:: Entries provided
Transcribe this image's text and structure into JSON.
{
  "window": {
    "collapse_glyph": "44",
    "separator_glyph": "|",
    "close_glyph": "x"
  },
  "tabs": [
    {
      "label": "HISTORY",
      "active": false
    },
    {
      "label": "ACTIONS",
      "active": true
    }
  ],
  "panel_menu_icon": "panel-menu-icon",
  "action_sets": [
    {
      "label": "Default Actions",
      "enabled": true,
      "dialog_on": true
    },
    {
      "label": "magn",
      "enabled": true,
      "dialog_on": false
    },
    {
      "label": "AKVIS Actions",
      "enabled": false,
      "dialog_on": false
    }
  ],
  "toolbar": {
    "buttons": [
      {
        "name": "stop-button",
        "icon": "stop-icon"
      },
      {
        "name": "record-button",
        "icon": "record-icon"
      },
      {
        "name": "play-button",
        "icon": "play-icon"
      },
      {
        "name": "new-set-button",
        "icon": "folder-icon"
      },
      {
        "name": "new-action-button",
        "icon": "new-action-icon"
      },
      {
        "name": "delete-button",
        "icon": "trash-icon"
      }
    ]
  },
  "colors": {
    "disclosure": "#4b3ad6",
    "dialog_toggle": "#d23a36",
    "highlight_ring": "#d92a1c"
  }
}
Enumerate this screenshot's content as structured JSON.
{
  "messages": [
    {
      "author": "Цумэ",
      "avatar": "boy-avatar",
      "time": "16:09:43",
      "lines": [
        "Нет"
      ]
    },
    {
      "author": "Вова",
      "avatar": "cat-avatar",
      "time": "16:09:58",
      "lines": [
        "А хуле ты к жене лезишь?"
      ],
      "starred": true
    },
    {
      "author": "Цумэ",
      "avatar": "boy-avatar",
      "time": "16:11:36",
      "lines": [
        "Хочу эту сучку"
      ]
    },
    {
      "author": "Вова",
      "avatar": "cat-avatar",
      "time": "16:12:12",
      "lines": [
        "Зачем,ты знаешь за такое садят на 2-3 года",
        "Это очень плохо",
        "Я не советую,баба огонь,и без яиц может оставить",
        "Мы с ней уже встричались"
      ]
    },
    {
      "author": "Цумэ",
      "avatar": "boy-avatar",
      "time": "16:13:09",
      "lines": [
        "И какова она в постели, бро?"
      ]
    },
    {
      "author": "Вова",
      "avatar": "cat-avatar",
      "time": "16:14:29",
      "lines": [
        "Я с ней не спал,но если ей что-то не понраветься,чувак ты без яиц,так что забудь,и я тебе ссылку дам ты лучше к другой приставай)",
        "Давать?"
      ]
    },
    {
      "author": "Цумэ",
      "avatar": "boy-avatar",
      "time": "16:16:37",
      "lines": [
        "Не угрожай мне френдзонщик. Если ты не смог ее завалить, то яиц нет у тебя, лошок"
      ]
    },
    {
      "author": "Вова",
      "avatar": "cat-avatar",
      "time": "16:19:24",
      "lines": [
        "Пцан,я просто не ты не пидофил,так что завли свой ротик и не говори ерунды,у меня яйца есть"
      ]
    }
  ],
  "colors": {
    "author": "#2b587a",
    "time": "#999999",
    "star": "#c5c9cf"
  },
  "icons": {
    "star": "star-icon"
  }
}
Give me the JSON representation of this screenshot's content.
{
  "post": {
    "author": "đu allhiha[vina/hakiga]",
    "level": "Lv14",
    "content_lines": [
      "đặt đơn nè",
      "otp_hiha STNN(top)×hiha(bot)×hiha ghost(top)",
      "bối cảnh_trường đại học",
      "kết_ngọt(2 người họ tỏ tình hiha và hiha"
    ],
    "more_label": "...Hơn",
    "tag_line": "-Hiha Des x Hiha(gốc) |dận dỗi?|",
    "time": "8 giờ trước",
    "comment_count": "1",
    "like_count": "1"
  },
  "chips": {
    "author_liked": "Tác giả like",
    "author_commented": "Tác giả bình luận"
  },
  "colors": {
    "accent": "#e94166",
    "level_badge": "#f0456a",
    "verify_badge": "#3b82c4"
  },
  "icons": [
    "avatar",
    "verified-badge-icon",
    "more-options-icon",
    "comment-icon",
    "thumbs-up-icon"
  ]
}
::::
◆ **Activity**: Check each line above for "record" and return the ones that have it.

◆ **Response to the exercise**:
        "name": "record-button",
        "icon": "record-icon"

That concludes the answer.